Assayas introduces the many players in a haphazard manner; as if seeming to realize that error, he then lurches abruptly into a split-screen recap with accompanying voiceover midway through the film, identifying the key figures in the Wasp Network and their areas of expertise. Likewise, their arrests and prosecution under the Clinton administration — when the holdouts who refused to cooperate with the investigation became known as the Cuban Five — happen without much buildup momentum to heighten either tension or emotional involvement.
The writer-director does make the point that this misunderstood group was punished by the U.S. while the country turns a blind eye to CIA-friendly organizations conducting a covert war against Cuba, their operations involving drugs, terrorism and murder. But that observation is just part of a dense barrage of often stimulating but just as often confusing material that would have benefited from more character detail to flesh out the constant information dump. On a scene by scene basis, Wasp Network can be riveting, but as a whole, it falls short. Even the movie's warmly drawn core figures, Rene and Olga — as good as Ramirez and Cruz are — often get a little lost in the fray.
Production companies: RT Features, CG Cinema, Nostromo Pictures, Wasp Network AIE, Scope Pictures, France 2 Cinema, Orange Studio Memento Films Production
Cast: Penelope Cruz, Edgar Ramirez, Gael Garcia Bernal, Ana de Armas, Leonardo Sbaraglia, Wagner Moura, Omar Ali, Tony Plana, Nolan Guerra Fernandez, Osdeymi Pastrana Miranda
Director-screenwriter: Olivier Assayas, inspired by Fernando Morais' book Last Soldiers of the Cold War

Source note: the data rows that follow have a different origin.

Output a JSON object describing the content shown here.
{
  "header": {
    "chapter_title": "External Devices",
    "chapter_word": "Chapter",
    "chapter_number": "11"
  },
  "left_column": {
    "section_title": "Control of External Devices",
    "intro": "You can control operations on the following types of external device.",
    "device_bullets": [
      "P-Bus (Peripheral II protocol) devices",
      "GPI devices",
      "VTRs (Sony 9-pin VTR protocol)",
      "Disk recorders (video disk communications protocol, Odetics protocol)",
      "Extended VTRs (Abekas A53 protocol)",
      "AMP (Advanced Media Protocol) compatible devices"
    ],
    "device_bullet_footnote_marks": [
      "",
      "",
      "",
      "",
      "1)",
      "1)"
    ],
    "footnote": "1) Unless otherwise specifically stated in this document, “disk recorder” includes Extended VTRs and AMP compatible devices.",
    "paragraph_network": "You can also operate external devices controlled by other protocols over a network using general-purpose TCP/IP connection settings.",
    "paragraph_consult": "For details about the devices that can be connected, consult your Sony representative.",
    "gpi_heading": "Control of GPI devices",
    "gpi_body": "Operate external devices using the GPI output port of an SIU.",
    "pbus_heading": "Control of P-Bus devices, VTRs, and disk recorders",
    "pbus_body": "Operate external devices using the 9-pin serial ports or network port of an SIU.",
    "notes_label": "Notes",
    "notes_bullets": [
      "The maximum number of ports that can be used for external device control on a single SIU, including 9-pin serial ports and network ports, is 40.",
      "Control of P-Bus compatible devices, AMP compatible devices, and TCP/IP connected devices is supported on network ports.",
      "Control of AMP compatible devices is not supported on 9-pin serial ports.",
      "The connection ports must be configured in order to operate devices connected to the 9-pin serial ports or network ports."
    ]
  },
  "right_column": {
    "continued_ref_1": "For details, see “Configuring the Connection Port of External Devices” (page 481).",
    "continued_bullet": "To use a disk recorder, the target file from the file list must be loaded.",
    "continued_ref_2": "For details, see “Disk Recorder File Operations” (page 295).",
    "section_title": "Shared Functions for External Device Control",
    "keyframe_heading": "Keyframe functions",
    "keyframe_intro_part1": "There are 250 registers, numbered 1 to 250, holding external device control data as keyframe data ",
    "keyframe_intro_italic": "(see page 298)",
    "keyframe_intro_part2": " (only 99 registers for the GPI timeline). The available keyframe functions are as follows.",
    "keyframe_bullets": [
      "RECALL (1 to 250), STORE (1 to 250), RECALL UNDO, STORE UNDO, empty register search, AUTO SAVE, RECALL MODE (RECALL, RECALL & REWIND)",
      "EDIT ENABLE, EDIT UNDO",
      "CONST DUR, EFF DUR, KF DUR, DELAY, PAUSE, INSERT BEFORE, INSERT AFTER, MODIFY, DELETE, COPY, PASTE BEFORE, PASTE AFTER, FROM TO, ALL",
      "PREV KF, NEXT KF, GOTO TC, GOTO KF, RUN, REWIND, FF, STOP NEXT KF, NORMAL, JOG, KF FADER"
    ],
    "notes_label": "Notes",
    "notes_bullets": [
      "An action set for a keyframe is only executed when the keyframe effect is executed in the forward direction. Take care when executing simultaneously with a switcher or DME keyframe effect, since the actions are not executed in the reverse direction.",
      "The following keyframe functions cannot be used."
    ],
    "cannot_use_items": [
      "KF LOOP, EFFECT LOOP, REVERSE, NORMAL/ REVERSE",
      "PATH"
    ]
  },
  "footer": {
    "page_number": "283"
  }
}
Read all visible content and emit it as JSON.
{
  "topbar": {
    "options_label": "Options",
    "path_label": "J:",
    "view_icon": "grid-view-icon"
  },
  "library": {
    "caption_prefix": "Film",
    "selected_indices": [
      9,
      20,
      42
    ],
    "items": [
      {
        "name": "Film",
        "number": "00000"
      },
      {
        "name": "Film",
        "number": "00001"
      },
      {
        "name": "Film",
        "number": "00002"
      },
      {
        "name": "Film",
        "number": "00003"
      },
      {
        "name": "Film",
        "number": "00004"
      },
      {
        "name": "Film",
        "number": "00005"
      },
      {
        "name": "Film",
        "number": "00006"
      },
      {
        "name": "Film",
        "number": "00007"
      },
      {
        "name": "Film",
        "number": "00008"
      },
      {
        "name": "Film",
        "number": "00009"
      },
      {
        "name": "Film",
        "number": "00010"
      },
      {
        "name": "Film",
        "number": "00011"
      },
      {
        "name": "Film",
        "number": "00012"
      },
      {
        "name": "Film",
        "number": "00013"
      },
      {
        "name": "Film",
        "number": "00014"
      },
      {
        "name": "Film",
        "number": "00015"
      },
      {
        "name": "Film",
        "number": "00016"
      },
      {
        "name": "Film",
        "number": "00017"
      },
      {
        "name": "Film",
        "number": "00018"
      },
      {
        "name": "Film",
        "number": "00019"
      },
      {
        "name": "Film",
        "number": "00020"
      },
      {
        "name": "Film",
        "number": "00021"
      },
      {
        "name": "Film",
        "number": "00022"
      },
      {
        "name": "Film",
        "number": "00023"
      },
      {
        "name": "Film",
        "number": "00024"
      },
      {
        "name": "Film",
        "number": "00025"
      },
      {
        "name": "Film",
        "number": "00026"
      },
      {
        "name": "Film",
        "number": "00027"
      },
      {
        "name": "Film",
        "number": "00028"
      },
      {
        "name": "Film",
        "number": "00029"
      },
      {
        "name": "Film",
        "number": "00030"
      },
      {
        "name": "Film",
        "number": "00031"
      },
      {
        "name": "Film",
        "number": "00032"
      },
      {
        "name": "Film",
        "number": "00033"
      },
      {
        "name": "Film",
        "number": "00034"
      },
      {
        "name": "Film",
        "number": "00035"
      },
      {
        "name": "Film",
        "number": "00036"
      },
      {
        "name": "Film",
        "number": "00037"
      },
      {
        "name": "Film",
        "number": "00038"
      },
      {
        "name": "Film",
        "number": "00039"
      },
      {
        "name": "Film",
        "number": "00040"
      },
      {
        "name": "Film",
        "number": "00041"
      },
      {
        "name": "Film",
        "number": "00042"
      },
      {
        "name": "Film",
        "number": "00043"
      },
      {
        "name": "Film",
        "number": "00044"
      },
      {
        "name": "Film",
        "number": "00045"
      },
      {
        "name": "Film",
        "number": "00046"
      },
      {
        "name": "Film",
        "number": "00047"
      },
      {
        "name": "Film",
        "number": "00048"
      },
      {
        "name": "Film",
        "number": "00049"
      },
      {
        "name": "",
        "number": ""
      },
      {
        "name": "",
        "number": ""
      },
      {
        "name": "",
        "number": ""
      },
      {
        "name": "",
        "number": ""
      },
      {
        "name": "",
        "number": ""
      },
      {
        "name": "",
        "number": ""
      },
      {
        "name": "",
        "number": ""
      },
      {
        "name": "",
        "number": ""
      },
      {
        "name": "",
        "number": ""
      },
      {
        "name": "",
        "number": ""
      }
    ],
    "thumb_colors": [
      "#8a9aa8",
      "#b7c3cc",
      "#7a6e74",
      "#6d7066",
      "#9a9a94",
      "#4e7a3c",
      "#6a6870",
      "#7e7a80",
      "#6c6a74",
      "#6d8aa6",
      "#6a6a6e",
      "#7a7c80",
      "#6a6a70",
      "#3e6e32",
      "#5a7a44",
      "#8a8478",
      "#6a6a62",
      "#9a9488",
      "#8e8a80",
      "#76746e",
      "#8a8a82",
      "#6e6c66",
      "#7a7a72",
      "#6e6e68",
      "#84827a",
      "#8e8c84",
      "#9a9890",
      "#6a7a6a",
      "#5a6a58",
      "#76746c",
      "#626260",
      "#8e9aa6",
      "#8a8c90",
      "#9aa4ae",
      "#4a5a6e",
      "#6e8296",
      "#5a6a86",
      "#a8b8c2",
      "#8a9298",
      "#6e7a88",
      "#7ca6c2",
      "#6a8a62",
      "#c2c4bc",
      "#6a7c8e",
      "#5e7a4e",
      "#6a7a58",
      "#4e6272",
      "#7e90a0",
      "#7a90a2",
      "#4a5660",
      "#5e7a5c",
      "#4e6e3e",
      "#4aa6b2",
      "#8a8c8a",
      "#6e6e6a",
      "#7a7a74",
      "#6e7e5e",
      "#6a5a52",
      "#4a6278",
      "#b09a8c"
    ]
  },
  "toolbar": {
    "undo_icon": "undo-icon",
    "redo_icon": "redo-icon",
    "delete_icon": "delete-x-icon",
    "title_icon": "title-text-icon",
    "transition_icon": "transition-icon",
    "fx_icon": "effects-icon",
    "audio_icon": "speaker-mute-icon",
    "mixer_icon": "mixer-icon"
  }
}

Producers: Rodrigo Teixeira, Charles Gillibert, Lourenco Sant’Anna
Executive producers: Sylvie Barthet, Lourdes Garcia, Lia Rodriguez, Sophie Mas, Adrian Guerra, Miguel Angel Faura
Directors of photography: Yorick Le Saux, Denis Lenoir
Production designer: Francois-Renaud Labarthe
Costume designers: Jurgen Doering, Samantha Chijona Garcia
Music: Eduardo Cruz
Editor: Simon Jacquet
Casting: Antoinette Boulat, Maria Mercedes Hernandez Lazaro, Valerie Hernandez, Anna Gonzalez
Venue: Venice International Film Festival (Competition)
Sales: Orange Studio
In Spanish, English